> Task prompt: Each record below should be printed exactly as it was written.

> The data:
□ □ □ □ □

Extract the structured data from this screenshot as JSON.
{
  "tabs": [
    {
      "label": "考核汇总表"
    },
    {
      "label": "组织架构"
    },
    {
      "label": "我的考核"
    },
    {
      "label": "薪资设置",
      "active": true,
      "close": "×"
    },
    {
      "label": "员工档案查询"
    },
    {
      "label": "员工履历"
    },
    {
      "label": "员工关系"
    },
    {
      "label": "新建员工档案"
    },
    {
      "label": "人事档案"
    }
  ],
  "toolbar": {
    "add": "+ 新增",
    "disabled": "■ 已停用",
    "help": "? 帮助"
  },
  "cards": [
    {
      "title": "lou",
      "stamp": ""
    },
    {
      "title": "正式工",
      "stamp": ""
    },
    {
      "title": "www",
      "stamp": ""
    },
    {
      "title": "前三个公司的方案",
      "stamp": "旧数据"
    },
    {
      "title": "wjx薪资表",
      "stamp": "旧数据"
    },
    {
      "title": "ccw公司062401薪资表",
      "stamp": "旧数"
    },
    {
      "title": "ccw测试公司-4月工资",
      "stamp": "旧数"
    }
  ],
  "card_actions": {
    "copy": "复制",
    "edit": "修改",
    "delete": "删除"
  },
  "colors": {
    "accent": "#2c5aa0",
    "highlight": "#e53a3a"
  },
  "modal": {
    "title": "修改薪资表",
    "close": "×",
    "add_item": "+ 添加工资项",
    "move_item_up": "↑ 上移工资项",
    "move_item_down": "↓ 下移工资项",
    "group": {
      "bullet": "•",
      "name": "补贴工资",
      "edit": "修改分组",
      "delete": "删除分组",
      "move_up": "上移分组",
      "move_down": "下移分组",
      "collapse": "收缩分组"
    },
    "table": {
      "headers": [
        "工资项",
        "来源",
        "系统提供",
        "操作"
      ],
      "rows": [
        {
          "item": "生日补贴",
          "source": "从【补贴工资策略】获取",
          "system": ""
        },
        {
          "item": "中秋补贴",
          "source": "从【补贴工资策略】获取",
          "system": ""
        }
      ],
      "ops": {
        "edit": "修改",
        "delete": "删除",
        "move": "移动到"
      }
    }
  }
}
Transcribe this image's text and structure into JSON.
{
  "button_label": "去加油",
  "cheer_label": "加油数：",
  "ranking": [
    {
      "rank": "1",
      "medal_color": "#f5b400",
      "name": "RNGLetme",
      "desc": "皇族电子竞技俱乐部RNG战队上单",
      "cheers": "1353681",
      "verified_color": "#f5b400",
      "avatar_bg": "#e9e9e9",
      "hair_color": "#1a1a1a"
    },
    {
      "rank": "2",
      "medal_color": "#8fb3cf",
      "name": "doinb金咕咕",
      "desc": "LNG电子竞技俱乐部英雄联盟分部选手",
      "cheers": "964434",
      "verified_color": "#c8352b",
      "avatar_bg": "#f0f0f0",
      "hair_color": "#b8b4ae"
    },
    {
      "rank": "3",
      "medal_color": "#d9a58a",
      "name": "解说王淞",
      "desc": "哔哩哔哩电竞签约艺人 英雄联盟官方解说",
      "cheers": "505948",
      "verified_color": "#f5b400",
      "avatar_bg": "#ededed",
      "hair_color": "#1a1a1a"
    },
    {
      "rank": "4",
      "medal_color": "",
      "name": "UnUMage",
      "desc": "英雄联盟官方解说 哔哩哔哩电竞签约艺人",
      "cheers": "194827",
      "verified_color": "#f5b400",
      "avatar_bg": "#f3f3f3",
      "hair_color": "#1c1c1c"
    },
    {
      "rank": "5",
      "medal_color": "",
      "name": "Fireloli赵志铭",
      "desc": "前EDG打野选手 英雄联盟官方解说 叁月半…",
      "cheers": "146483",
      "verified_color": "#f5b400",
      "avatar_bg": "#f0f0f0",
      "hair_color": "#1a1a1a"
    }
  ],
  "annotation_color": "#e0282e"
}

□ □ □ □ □

> Expected answer:
Extract the structured data from this screenshot as JSON.
{
  "tabs": [
    {
      "label": "考核汇总表"
    },
    {
      "label": "组织架构"
    },
    {
      "label": "我的考核"
    },
    {
      "label": "薪资设置",
      "active": true,
      "close": "×"
    },
    {
      "label": "员工档案查询"
    },
    {
      "label": "员工履历"
    },
    {
      "label": "员工关系"
    },
    {
      "label": "新建员工档案"
    },
    {
      "label": "人事档案"
    }
  ],
  "toolbar": {
    "add": "+ 新增",
    "disabled": "■ 已停用",
    "help": "? 帮助"
  },
  "cards": [
    {
      "title": "lou",
      "stamp": ""
    },
    {
      "title": "正式工",
      "stamp": ""
    },
    {
      "title": "www",
      "stamp": ""
    },
    {
      "title": "前三个公司的方案",
      "stamp": "旧数据"
    },
    {
      "title": "wjx薪资表",
      "stamp": "旧数据"
    },
    {
      "title": "ccw公司062401薪资表",
      "stamp": "旧数"
    },
    {
      "title": "ccw测试公司-4月工资",
      "stamp": "旧数"
    }
  ],
  "card_actions": {
    "copy": "复制",
    "edit": "修改",
    "delete": "删除"
  },
  "colors": {
    "accent": "#2c5aa0",
    "highlight": "#e53a3a"
  },
  "modal": {
    "title": "修改薪资表",
    "close": "×",
    "add_item": "+ 添加工资项",
    "move_item_up": "↑ 上移工资项",
    "move_item_down": "↓ 下移工资项",
    "group": {
      "bullet": "•",
      "name": "补贴工资",
      "edit": "修改分组",
      "delete": "删除分组",
      "move_up": "上移分组",
      "move_down": "下移分组",
      "collapse": "收缩分组"
    },
    "table": {
      "headers": [
        "工资项",
        "来源",
        "系统提供",
        "操作"
      ],
      "rows": [
        {
          "item": "生日补贴",
          "source": "从【补贴工资策略】获取",
          "system": ""
        },
        {
          "item": "中秋补贴",
          "source": "从【补贴工资策略】获取",
          "system": ""
        }
      ],
      "ops": {
        "edit": "修改",
        "delete": "删除",
        "move": "移动到"
      }
    }
  }
}
Transcribe this image's text and structure into JSON.
{
  "button_label": "去加油",
  "cheer_label": "加油数：",
  "ranking": [
    {
      "rank": "1",
      "medal_color": "#f5b400",
      "name": "RNGLetme",
      "desc": "皇族电子竞技俱乐部RNG战队上单",
      "cheers": "1353681",
      "verified_color": "#f5b400",
      "avatar_bg": "#e9e9e9",
      "hair_color": "#1a1a1a"
    },
    {
      "rank": "2",
      "medal_color": "#8fb3cf",
      "name": "doinb金咕咕",
      "desc": "LNG电子竞技俱乐部英雄联盟分部选手",
      "cheers": "964434",
      "verified_color": "#c8352b",
      "avatar_bg": "#f0f0f0",
      "hair_color": "#b8b4ae"
    },
    {
      "rank": "3",
      "medal_color": "#d9a58a",
      "name": "解说王淞",
      "desc": "哔哩哔哩电竞签约艺人 英雄联盟官方解说",
      "cheers": "505948",
      "verified_color": "#f5b400",
      "avatar_bg": "#ededed",
      "hair_color": "#1a1a1a"
    },
    {
      "rank": "4",
      "medal_color": "",
      "name": "UnUMage",
      "desc": "英雄联盟官方解说 哔哩哔哩电竞签约艺人",
      "cheers": "194827",
      "verified_color": "#f5b400",
      "avatar_bg": "#f3f3f3",
      "hair_color": "#1c1c1c"
    },
    {
      "rank": "5",
      "medal_color": "",
      "name": "Fireloli赵志铭",
      "desc": "前EDG打野选手 英雄联盟官方解说 叁月半…",
      "cheers": "146483",
      "verified_color": "#f5b400",
      "avatar_bg": "#f0f0f0",
      "hair_color": "#1a1a1a"
    }
  ],
  "annotation_color": "#e0282e"
}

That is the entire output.